Yes, the only questions left are who gains and who loses popularity as a result of this anti-democratic action by Ford, and will anyone even remember it at election time in 2022.

 

This is not the only question. The broader question is whether this will encourage conservatives to pursue their belief that legislatures should be supreme, notwithstanding any rights of anyone under any circumstances. 

I've got a theory about this(if that doesn't sound too pretentious). I think near-future governments(not all of them conservative) might be tempted to invoke 33, but it won't be on issues viewed as "universal", but on things seen as "special circumstances" to the jurisdiction in question.

So, for example, Kenney in Alberta, assuming he wins next year, won't bring in 33 to roll back same-sex marriage; that would be seen as too much of an outright affront(and his supporters aren't likely to abandon him for taking a harperite non-stance on that issue anyway). But he might use it if he wants to thwart a local university from giving an honorary degree to an anti-oil activist from Earth First, and the courts rule that's a Charter violation. It's not something that's gonna seem to the overwhelming majority like a major human-rights violation("Aren't we the ones paying for these awards anyway?"), and in any case, "This industry is the lifeblood of the province".
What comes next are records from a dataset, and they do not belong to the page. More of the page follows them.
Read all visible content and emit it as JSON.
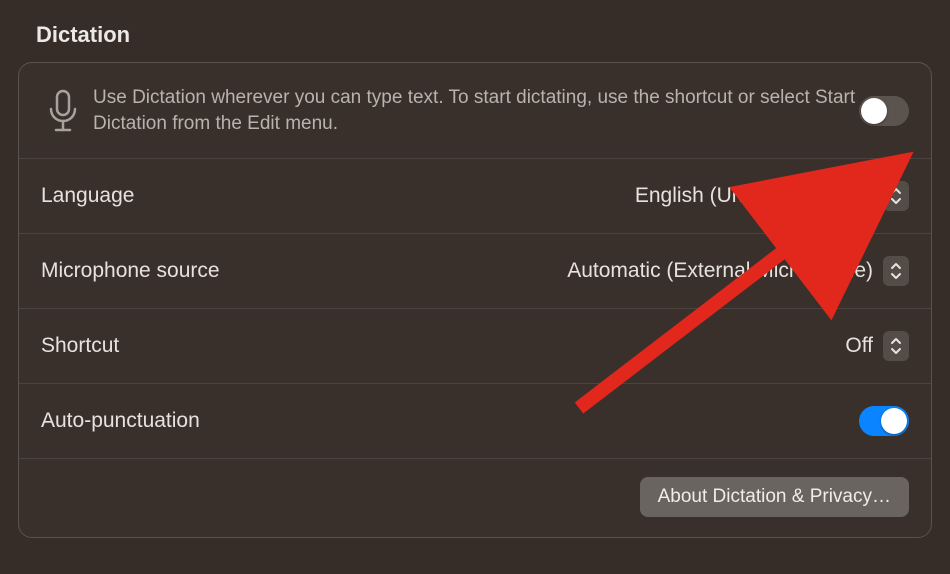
{
  "title": "Dictation",
  "intro": "Use Dictation wherever you can type text. To start dictating, use the shortcut or select Start Dictation from the Edit menu.",
  "dictation_toggle": {
    "on": false
  },
  "rows": {
    "language": {
      "label": "Language",
      "value": "English (United Kingdom)"
    },
    "mic": {
      "label": "Microphone source",
      "value": "Automatic (External Microphone)"
    },
    "shortcut": {
      "label": "Shortcut",
      "value": "Off"
    },
    "autopunct": {
      "label": "Auto-punctuation",
      "on": true
    }
  },
  "about_button": "About Dictation & Privacy…",
  "colors": {
    "accent": "#0a84ff",
    "annotation": "#e2271d"
  }
}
Just an example, and somewhat contrived, since Earth First is an organization with, shall we say, highly questionable legal standing to begin with. But those are the sorts of cases I could see governments invoking 33 over.

And on that note, does anyone know the details of the Catholic school case in Saskatchewan where 33 was laid down, with apparent support from the NDP, a few days prior to Ford's announcement? The details given in the press are somewhat sketchy.

Mr. Magoo Mr. Magoo's picture

One other thing that could be worth noting, is that now that the box has been opened, the NWC is going to be the elephant in the room every time the PM or a Premier wants to make a controversial choice.

The NWC used to seem more like a "nuclear option", but now, not so much.

Before the first Kamikaze pilot in WWII, I doubt the U.S. fleet was really expecting the enemy to fly their planes into ships and thereby kill themselves.  But after the first Kamikaze pilot, the U.S. had to always factor in the threat of an enemy that was ready to die.  It changed the rules some.

voice of the damned

The Conservatives are now saying that they won't invoke 33 if a higher-court ruling, due some time in the next 24 hours, I think, allows them to go ahead with the 25-seat Toronto election.

If the ruling goes the government's way, and they don't invoke 33, I wonder if there will still be the same precedent effect that everyone is afraid of. Maybe it'll just be forgotten that the Conservatives were planning to do that, and no one else will have the idea?

Of course, the Conservatives have already said they'd like to use Notwithstanding on other issues, so if they do that, my question could be moot.

 

Mr. Magoo Mr. Magoo's picture

Quote:
The Conservatives are now saying that they won't invoke 33 if a higher-court ruling, due some time in the next 24 hours, I think, allows them to go ahead with the 25-seat Toronto election.

That's like saying "I won't sue you for the money that I demand if you just give me the money I demand".

Quote:
I wonder if there will still be the same precedent effect that everyone is afraid of.

My guess would be "yes".

Ford pulled his concealed weapon.  We can't, now, pretend there was no concealed weapon, even if he didn't use it.

voice of the damned

^ But the thing is, there have been cases, some quite recent, of Notwithstanding being used, and garnering hardly any attention at all. For example, as I mentioned elsewhere, the Catholic School ruling in Saskatchewan a week or so ago. I didn't see any mention of that until Ford vs. Toronto became an issue, when commentators started mentioning it as another example of 33.

So, I'm not entirely convinced that just threatening to use it, in the absence of actual use, is going to have a long-term impact on the public imagination. Granted, maybe the melodramatic ambience in Ontario might impart a certain gravitas to Nowithstanding that it didn't have in other cases.